WHAT IS NEEDED:
Return the full set of records, matching them character for character.

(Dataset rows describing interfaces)
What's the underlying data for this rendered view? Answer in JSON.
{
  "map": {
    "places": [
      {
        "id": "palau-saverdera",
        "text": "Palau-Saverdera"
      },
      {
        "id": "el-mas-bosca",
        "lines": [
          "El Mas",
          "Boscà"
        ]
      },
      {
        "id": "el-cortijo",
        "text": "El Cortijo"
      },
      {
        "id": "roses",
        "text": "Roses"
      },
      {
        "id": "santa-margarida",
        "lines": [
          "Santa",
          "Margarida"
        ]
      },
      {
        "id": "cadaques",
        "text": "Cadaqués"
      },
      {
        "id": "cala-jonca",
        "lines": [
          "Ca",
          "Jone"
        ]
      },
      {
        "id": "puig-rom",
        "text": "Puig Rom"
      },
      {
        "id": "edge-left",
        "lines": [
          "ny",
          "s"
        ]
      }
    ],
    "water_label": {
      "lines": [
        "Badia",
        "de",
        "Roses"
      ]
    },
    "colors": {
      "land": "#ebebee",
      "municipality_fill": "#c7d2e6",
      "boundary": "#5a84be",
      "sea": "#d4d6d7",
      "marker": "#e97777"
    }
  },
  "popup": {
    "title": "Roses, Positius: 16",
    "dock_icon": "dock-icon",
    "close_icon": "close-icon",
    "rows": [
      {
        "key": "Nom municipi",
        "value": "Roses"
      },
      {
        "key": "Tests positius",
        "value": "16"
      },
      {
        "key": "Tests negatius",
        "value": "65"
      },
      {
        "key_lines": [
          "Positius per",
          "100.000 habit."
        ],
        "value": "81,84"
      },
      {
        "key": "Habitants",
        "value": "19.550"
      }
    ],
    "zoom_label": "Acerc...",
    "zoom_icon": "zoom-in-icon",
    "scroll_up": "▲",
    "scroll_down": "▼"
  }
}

EXERCISE SOLUTION:
What's the underlying data for this rendered view? Answer in JSON.
{
  "map": {
    "places": [
      {
        "id": "palau-saverdera",
        "text": "Palau-Saverdera"
      },
      {
        "id": "el-mas-bosca",
        "lines": [
          "El Mas",
          "Boscà"
        ]
      },
      {
        "id": "el-cortijo",
        "text": "El Cortijo"
      },
      {
        "id": "roses",
        "text": "Roses"
      },
      {
        "id": "santa-margarida",
        "lines": [
          "Santa",
          "Margarida"
        ]
      },
      {
        "id": "cadaques",
        "text": "Cadaqués"
      },
      {
        "id": "cala-jonca",
        "lines": [
          "Ca",
          "Jone"
        ]
      },
      {
        "id": "puig-rom",
        "text": "Puig Rom"
      },
      {
        "id": "edge-left",
        "lines": [
          "ny",
          "s"
        ]
      }
    ],
    "water_label": {
      "lines": [
        "Badia",
        "de",
        "Roses"
      ]
    },
    "colors": {
      "land": "#ebebee",
      "municipality_fill": "#c7d2e6",
      "boundary": "#5a84be",
      "sea": "#d4d6d7",
      "marker": "#e97777"
    }
  },
  "popup": {
    "title": "Roses, Positius: 16",
    "dock_icon": "dock-icon",
    "close_icon": "close-icon",
    "rows": [
      {
        "key": "Nom municipi",
        "value": "Roses"
      },
      {
        "key": "Tests positius",
        "value": "16"
      },
      {
        "key": "Tests negatius",
        "value": "65"
      },
      {
        "key_lines": [
          "Positius per",
          "100.000 habit."
        ],
        "value": "81,84"
      },
      {
        "key": "Habitants",
        "value": "19.550"
      }
    ],
    "zoom_label": "Acerc...",
    "zoom_icon": "zoom-in-icon",
    "scroll_up": "▲",
    "scroll_down": "▼"
  }
}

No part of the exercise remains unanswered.